(Interface dataset entries)
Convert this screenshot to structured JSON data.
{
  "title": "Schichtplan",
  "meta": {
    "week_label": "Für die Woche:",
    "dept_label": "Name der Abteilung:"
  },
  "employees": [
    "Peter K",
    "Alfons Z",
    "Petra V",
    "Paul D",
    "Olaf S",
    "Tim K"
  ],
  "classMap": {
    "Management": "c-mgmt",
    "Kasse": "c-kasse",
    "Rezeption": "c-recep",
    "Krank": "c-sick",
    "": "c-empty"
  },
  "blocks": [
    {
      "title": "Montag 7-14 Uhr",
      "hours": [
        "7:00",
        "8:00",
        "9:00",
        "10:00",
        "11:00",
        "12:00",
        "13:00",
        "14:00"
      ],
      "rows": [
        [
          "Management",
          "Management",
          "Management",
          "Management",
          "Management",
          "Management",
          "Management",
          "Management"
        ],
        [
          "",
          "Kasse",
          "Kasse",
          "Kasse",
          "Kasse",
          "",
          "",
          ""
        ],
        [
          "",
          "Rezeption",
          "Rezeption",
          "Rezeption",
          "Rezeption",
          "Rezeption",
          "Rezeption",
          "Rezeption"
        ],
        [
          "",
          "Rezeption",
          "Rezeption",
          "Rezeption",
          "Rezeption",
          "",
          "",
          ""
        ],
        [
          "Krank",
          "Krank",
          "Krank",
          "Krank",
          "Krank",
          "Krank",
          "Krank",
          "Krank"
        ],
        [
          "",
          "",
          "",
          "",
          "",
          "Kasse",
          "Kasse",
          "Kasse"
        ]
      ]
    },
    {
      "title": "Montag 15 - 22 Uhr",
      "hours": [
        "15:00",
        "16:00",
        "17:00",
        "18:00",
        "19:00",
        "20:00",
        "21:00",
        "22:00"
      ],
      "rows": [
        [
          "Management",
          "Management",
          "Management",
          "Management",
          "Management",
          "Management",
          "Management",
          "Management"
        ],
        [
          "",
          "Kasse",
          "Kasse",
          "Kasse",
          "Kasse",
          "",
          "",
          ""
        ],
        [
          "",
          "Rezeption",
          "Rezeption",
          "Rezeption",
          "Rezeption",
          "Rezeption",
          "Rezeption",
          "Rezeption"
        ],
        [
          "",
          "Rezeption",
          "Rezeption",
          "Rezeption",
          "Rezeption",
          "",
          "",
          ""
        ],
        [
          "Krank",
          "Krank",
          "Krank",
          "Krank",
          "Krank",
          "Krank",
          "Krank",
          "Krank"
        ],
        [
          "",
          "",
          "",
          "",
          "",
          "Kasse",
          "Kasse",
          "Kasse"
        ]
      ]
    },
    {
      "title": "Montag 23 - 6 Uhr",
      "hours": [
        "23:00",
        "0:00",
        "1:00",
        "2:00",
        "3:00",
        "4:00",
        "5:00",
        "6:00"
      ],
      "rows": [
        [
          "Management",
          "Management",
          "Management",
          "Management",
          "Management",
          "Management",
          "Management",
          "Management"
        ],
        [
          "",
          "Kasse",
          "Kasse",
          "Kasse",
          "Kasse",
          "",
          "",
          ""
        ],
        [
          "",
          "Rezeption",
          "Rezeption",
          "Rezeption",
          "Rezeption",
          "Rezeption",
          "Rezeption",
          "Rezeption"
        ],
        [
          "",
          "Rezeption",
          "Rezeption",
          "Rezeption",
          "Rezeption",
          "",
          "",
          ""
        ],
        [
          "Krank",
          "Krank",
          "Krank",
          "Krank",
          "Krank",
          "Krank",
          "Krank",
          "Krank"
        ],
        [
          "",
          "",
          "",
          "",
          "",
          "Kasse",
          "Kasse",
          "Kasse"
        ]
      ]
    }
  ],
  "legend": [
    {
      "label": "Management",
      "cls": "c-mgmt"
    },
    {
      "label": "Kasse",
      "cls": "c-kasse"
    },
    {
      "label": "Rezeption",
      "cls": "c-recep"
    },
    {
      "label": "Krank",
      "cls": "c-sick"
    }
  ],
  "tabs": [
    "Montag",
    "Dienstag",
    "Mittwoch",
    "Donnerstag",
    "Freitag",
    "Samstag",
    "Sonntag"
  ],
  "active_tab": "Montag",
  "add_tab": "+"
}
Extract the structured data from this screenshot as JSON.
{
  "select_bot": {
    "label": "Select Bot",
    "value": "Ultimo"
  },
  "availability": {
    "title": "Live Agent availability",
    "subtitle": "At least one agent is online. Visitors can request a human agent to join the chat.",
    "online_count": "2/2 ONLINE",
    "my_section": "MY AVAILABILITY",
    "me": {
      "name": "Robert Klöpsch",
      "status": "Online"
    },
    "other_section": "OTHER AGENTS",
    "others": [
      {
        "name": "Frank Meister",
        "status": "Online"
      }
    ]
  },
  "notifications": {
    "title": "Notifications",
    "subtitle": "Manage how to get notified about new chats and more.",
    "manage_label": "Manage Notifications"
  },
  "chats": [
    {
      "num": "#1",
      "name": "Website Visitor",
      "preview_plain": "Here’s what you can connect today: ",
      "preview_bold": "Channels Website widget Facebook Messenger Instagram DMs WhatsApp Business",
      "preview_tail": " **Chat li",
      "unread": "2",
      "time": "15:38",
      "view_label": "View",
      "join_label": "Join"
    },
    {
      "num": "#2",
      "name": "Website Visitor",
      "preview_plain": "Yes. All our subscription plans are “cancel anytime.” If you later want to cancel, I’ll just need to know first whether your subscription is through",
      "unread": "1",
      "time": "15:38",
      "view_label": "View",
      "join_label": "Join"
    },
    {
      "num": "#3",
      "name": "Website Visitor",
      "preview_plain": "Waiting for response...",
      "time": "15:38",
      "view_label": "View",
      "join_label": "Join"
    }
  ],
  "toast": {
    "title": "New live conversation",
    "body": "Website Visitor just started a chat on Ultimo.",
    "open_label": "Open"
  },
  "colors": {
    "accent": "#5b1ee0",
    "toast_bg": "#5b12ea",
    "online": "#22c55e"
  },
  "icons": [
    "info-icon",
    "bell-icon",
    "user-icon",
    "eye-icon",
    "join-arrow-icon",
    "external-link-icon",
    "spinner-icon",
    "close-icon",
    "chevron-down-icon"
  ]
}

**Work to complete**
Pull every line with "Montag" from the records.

**Task result**
      "title": "Montag 7-14 Uhr",
      "title": "Montag 15 - 22 Uhr",
      "title": "Montag 23 - 6 Uhr",
    "Montag",
  "active_tab": "Montag",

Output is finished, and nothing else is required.